The song begins with an ode to tape hiss. It only gets better from there.
"Heart It Races" is an homage to analog. Who knows what they actually used to record this song. It doesn’t matter to me. I’m more interested in the effect than the machine, but that’s just me and also totally off topic. What I’m trying to say is that when people say they like vinyl better because it’s "warmer," this is the song they should play to prove their point (I have never heard this song on vinyl). This song has a million melodies lines that somehow never collide. The bass slinks by a chirping guitar line while the background vocals peek in just to get a word in. The lead vocals sound more like the voice in my head than someone singing to me.

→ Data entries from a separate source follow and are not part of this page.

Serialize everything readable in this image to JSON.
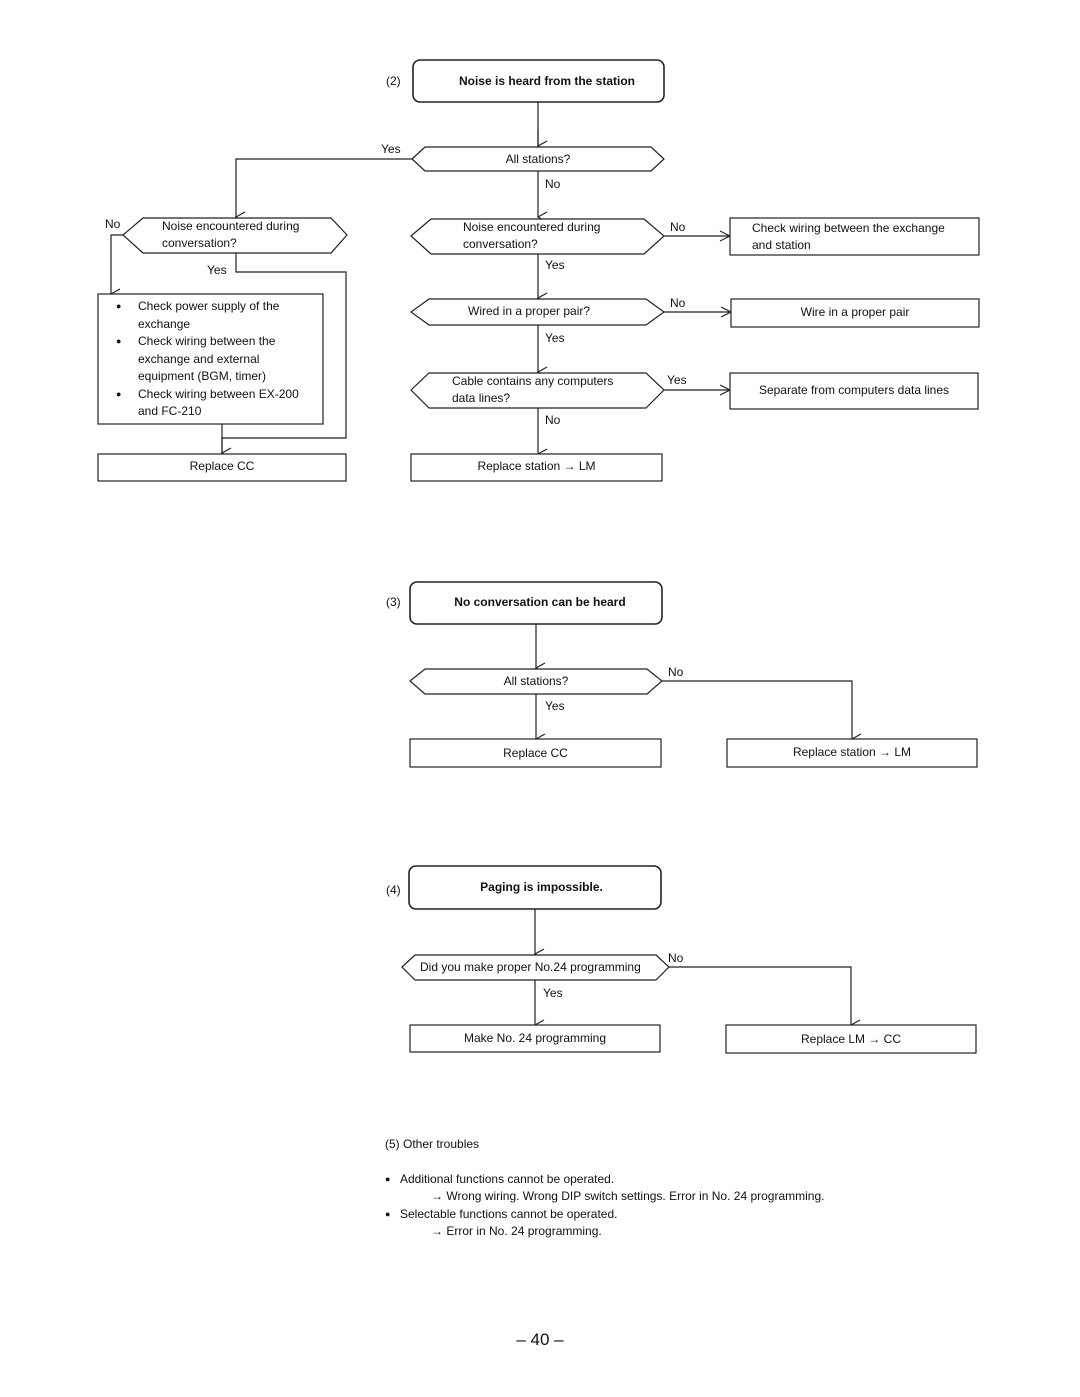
{
  "flow2": {
    "number": "(2)",
    "title": "Noise is heard from the station",
    "all_stations": "All stations?",
    "yes_all": "Yes",
    "no_all": "No",
    "left": {
      "decision": "Noise encountered during conversation?",
      "decision_line1": "Noise encountered during",
      "decision_line2": "conversation?",
      "no_label": "No",
      "yes_label": "Yes",
      "checks": [
        {
          "line1": "Check power supply of the",
          "line2": "exchange"
        },
        {
          "line1": "Check wiring between the",
          "line2": "exchange and external",
          "line3": "equipment (BGM, timer)"
        },
        {
          "line1": "Check wiring between EX-200",
          "line2": "and FC-210"
        }
      ],
      "replace": "Replace CC"
    },
    "right": {
      "decision1_line1": "Noise encountered during",
      "decision1_line2": "conversation?",
      "decision1_no": "No",
      "decision1_yes": "Yes",
      "action1_line1": "Check wiring between the exchange",
      "action1_line2": "and station",
      "decision2": "Wired in a proper pair?",
      "decision2_no": "No",
      "decision2_yes": "Yes",
      "action2": "Wire in a proper pair",
      "decision3_line1": "Cable contains any computers",
      "decision3_line2": "data lines?",
      "decision3_yes": "Yes",
      "decision3_no": "No",
      "action3": "Separate from computers data lines",
      "replace": "Replace station → LM"
    }
  },
  "flow3": {
    "number": "(3)",
    "title": "No conversation can be heard",
    "decision": "All stations?",
    "no_label": "No",
    "yes_label": "Yes",
    "yes_action": "Replace CC",
    "no_action": "Replace station → LM"
  },
  "flow4": {
    "number": "(4)",
    "title": "Paging is impossible.",
    "decision": "Did you make proper No.24 programming",
    "no_label": "No",
    "yes_label": "Yes",
    "yes_action": "Make No. 24 programming",
    "no_action": "Replace LM → CC"
  },
  "other": {
    "heading": "(5) Other troubles",
    "bullet_glyph": "●",
    "items": [
      {
        "problem": "Additional functions cannot be operated.",
        "cause": "→ Wrong wiring. Wrong DIP switch settings. Error in No. 24 programming."
      },
      {
        "problem": "Selectable functions cannot be operated.",
        "cause": "→ Error in No. 24 programming."
      }
    ]
  },
  "page_number": "– 40 –"
}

This song came out when I was in college. Maybe I love it a little too much because of that. I think most of us hold the songs that soundtracked our college years a little closer than the rest. They’re a little dearer. If you’re lucky like me those years were golden, and even what seemed like tragedy at the time has a halo around it now. Beyond the sentimentality, “Heart It Races” encapsulates a lot of what was great about mid-aughts indie rock. It’s somehow danceable, thoughtful, nostalgic and completely indecipherable at the same time.
Seriously, what is this song about? I have narrowed it down to two things (possibly one): “Heart” and “It.” Maybe the “Heart” is the “It.” Whatever “It” is has been bought, stirred, thrown out of a window, and sold to a man (who is also later thrown out of a window). Meanwhile we’re apparently too busy staring at our shoes to notice. Oh and by the way you’re looking suspiciously tan, and you’ve got legs that look like either “splinters” or “spiders.” All the while, the “Heart it Races.”
This song is either a bunch of nonsense that rhymes and sounds cool, or there is something to be learned about nostalgia, memory, and the passage of time and perhaps the inevitability of death. I suspect it is a combination of the two.
At 1:40 into the song, the backing vocals come in during the bridge and sing either “Heart it races alone" or "Heart it races along." I can’t tell which it is, it might be both alternating. I have concluded that the obfuscation is deliberate. The song wants me to choose: either the heart races "alone" and the song is nonsense, or the heart races "along" and I’m meant to follow a meaning. Or, it is both.
At this point I could draw a larger connection to how we must make this same choice in the way we live our lives—either they’re nothing or they’re everything. Or I could not.
I don’t know. I guess I’ll listen to it again.